PROBLEM TO SOLVE: Please count the lines in the data below that hold the word "this", and give only the number.

[Opening PROVIDED INFORMATION section]

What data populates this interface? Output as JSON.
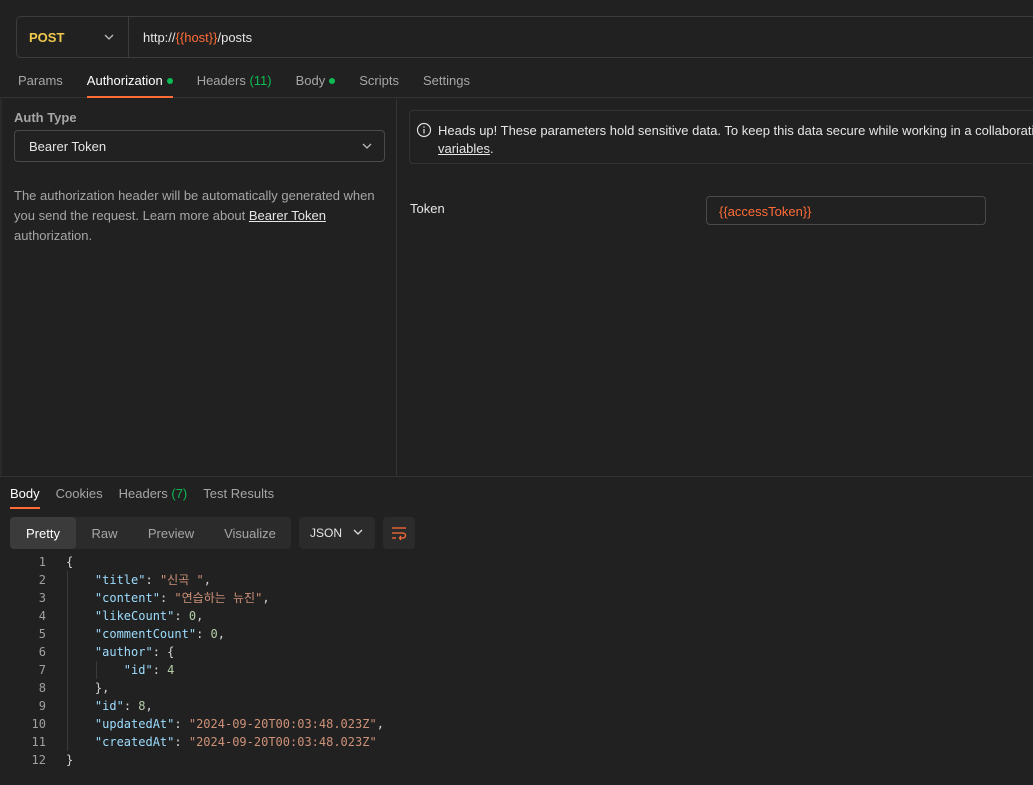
{
  "request": {
    "method": "POST",
    "url_prefix": "http://",
    "url_variable": "{{host}}",
    "url_suffix": "/posts"
  },
  "request_tabs": [
    {
      "label": "Params"
    },
    {
      "label": "Authorization",
      "dot": true
    },
    {
      "label": "Headers",
      "count": "(11)"
    },
    {
      "label": "Body",
      "dot": true
    },
    {
      "label": "Scripts"
    },
    {
      "label": "Settings"
    }
  ],
  "auth": {
    "type_label": "Auth Type",
    "type_value": "Bearer Token",
    "desc_pre": "The authorization header will be automatically generated when you send the request. Learn more about ",
    "desc_link": "Bearer Token",
    "desc_post": " authorization."
  },
  "alert": {
    "line1": "Heads up! These parameters hold sensitive data. To keep this data secure while working in a collaborative",
    "link": "variables",
    "line2_post": "."
  },
  "token": {
    "label": "Token",
    "value": "{{accessToken}}"
  },
  "response_tabs": [
    {
      "label": "Body"
    },
    {
      "label": "Cookies"
    },
    {
      "label": "Headers",
      "count": "(7)"
    },
    {
      "label": "Test Results"
    }
  ],
  "view_modes": [
    "Pretty",
    "Raw",
    "Preview",
    "Visualize"
  ],
  "format": "JSON",
  "response_lines": [
    {
      "num": "1",
      "text": "{"
    },
    {
      "num": "2",
      "text": "    \"title\": \"신곡 \","
    },
    {
      "num": "3",
      "text": "    \"content\": \"연습하는 뉴진\","
    },
    {
      "num": "4",
      "text": "    \"likeCount\": 0,"
    },
    {
      "num": "5",
      "text": "    \"commentCount\": 0,"
    },
    {
      "num": "6",
      "text": "    \"author\": {"
    },
    {
      "num": "7",
      "text": "        \"id\": 4"
    },
    {
      "num": "8",
      "text": "    },"
    },
    {
      "num": "9",
      "text": "    \"id\": 8,"
    },
    {
      "num": "10",
      "text": "    \"updatedAt\": \"2024-09-20T00:03:48.023Z\","
    },
    {
      "num": "11",
      "text": "    \"createdAt\": \"2024-09-20T00:03:48.023Z\""
    },
    {
      "num": "12",
      "text": "}"
    }
  ],
  "colors": {
    "accent": "#ff6c37",
    "method": "#f0c94d",
    "ok": "#0cbb52"
  }
}
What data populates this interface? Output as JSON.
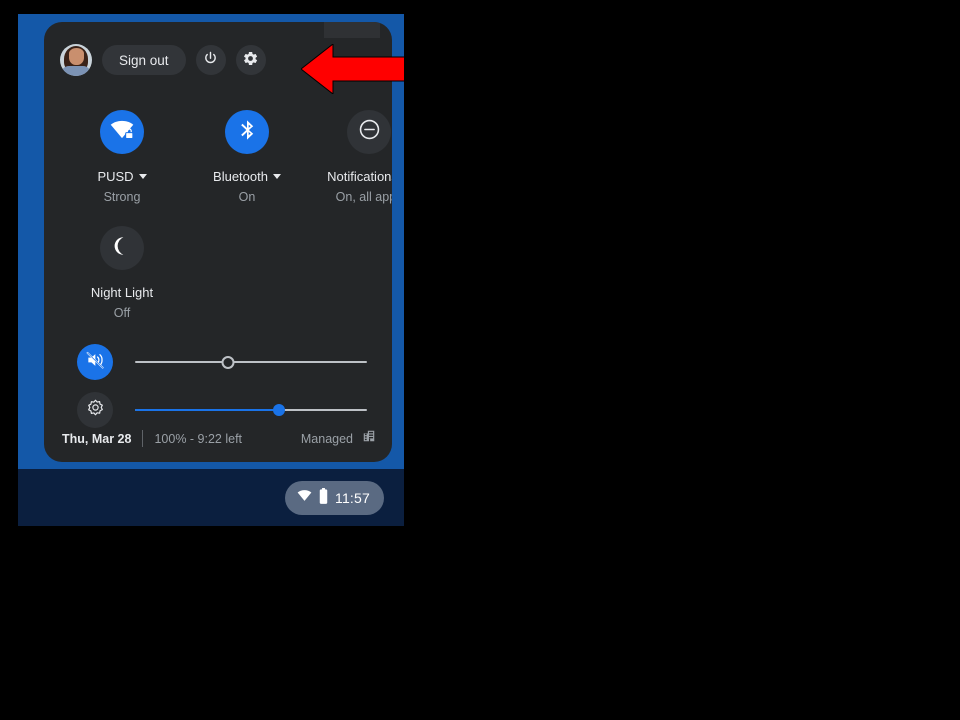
{
  "panel": {
    "header": {
      "avatar_name": "user-avatar",
      "sign_out_label": "Sign out",
      "power_icon": "power-icon",
      "settings_icon": "gear-icon"
    },
    "tiles": [
      {
        "icon": "wifi-locked-icon",
        "label": "PUSD",
        "status": "Strong",
        "state": "on",
        "has_caret": true
      },
      {
        "icon": "bluetooth-icon",
        "label": "Bluetooth",
        "status": "On",
        "state": "on",
        "has_caret": true
      },
      {
        "icon": "do-not-disturb-icon",
        "label": "Notifications",
        "status": "On, all apps",
        "state": "off",
        "has_caret": true
      },
      {
        "icon": "night-light-icon",
        "label": "Night Light",
        "status": "Off",
        "state": "off",
        "has_caret": false
      }
    ],
    "sliders": [
      {
        "name": "volume",
        "icon": "volume-muted-icon",
        "icon_state": "accent",
        "value": 40,
        "filled": false
      },
      {
        "name": "brightness",
        "icon": "brightness-icon",
        "icon_state": "neutral",
        "value": 62,
        "filled": true
      }
    ],
    "footer": {
      "date": "Thu, Mar 28",
      "battery": "100% - 9:22 left",
      "managed_label": "Managed",
      "managed_icon": "enterprise-building-icon"
    }
  },
  "shelf": {
    "wifi_icon": "wifi-icon",
    "battery_icon": "battery-full-icon",
    "time": "11:57"
  },
  "annotation": {
    "arrow_icon": "left-arrow-annotation",
    "color": "#FF0000"
  },
  "colors": {
    "accent": "#1A73E8",
    "panel_bg": "#242628",
    "wallpaper": "#1458A8",
    "shelf_bg": "#0B1F3F",
    "annotation_red": "#FF0000"
  }
}
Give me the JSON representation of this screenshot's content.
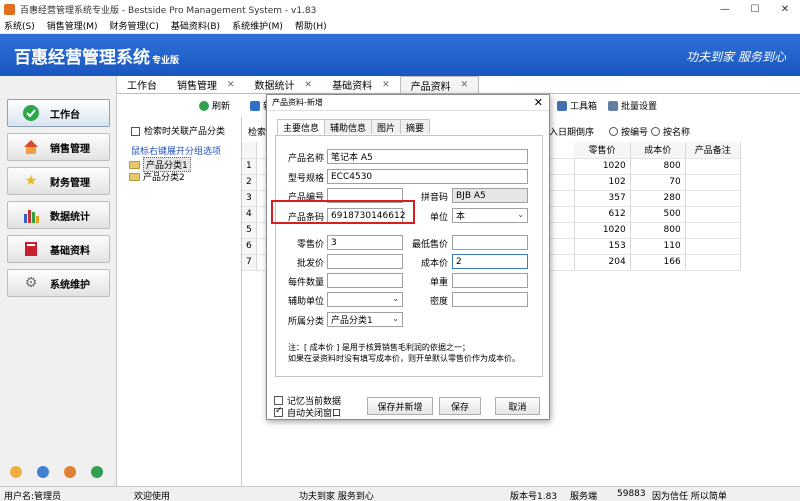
{
  "window": {
    "title": "百惠经营管理系统专业版 - Bestside Pro Management System - v1.83",
    "controls": [
      "—",
      "☐",
      "✕"
    ]
  },
  "menu": [
    "系统(S)",
    "销售管理(M)",
    "财务管理(C)",
    "基础资料(B)",
    "系统维护(M)",
    "帮助(H)"
  ],
  "banner": {
    "logo": "百惠经营管理系统",
    "logo_suffix": "专业版",
    "slogan": "功夫到家  服务到心"
  },
  "nav": [
    {
      "label": "工作台",
      "icon": "check-circle-icon",
      "color": "#2aa84a"
    },
    {
      "label": "销售管理",
      "icon": "house-icon",
      "color": "#d84a2a"
    },
    {
      "label": "财务管理",
      "icon": "star-icon",
      "color": "#e8b820"
    },
    {
      "label": "数据统计",
      "icon": "bar-chart-icon",
      "color": "#3060c8"
    },
    {
      "label": "基础资料",
      "icon": "book-icon",
      "color": "#c82030"
    },
    {
      "label": "系统维护",
      "icon": "gear-icon",
      "color": "#808080"
    }
  ],
  "tabs": [
    {
      "label": "工作台",
      "closable": false
    },
    {
      "label": "销售管理",
      "closable": true
    },
    {
      "label": "数据统计",
      "closable": true
    },
    {
      "label": "基础资料",
      "closable": true
    },
    {
      "label": "产品资料",
      "closable": true,
      "active": true
    }
  ],
  "toolbar": {
    "refresh": "刷新",
    "new_partial": "新",
    "toolbox": "工具箱",
    "batch": "批量设置"
  },
  "left_panel": {
    "checkbox_label": "检索时关联产品分类",
    "hint": "鼠标右键展开分组选项",
    "tree": [
      "产品分类1",
      "产品分类2"
    ]
  },
  "filter": {
    "search_partial": "检索",
    "sort_partial": "入日期倒序",
    "sort_by_code": "按编号",
    "sort_by_name": "按名称"
  },
  "grid": {
    "columns": [
      "零售价",
      "成本价",
      "产品备注"
    ],
    "rows": [
      {
        "n": "1",
        "retail": "1020",
        "cost": "800"
      },
      {
        "n": "2",
        "retail": "102",
        "cost": "70"
      },
      {
        "n": "3",
        "retail": "357",
        "cost": "280"
      },
      {
        "n": "4",
        "retail": "612",
        "cost": "500"
      },
      {
        "n": "5",
        "retail": "1020",
        "cost": "800"
      },
      {
        "n": "6",
        "retail": "153",
        "cost": "110"
      },
      {
        "n": "7",
        "retail": "204",
        "cost": "166"
      }
    ]
  },
  "dialog": {
    "title": "产品资料-新增",
    "tabs": [
      "主要信息",
      "辅助信息",
      "图片",
      "摘要"
    ],
    "fields": {
      "name_label": "产品名称",
      "name_value": "笔记本 A5",
      "model_label": "型号规格",
      "model_value": "ECC4530",
      "code_label": "产品编号",
      "code_value": "",
      "pinyin_label": "拼音码",
      "pinyin_value": "BJB A5",
      "barcode_label": "产品条码",
      "barcode_value": "6918730146612",
      "unit_label": "单位",
      "unit_value": "本",
      "retail_label": "零售价",
      "retail_value": "3",
      "min_price_label": "最低售价",
      "min_price_value": "",
      "wholesale_label": "批发价",
      "wholesale_value": "",
      "cost_label": "成本价",
      "cost_value": "2",
      "per_qty_label": "每件数量",
      "per_qty_value": "",
      "weight_label": "单重",
      "weight_value": "",
      "aux_unit_label": "辅助单位",
      "aux_unit_value": "",
      "density_label": "密度",
      "density_value": "",
      "category_label": "所属分类",
      "category_value": "产品分类1"
    },
    "note_line1": "注：[ 成本价 ] 是用于核算销售毛利润的依据之一；",
    "note_line2": "如果在录资料时没有填写成本价，则开单默认零售价作为成本价。",
    "remember_label": "记忆当前数据",
    "autoclose_label": "自动关闭窗口",
    "btn_save_new": "保存并新增",
    "btn_save": "保存",
    "btn_cancel": "取消"
  },
  "status": {
    "user": "用户名:管理员",
    "welcome": "欢迎使用",
    "slogan": "功夫到家 服务到心",
    "version": "版本号1.83",
    "server_label": "服务端",
    "port": "59883",
    "tagline": "因为信任 所以简单"
  }
}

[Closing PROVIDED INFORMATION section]

EXERCISE SOLUTION: 4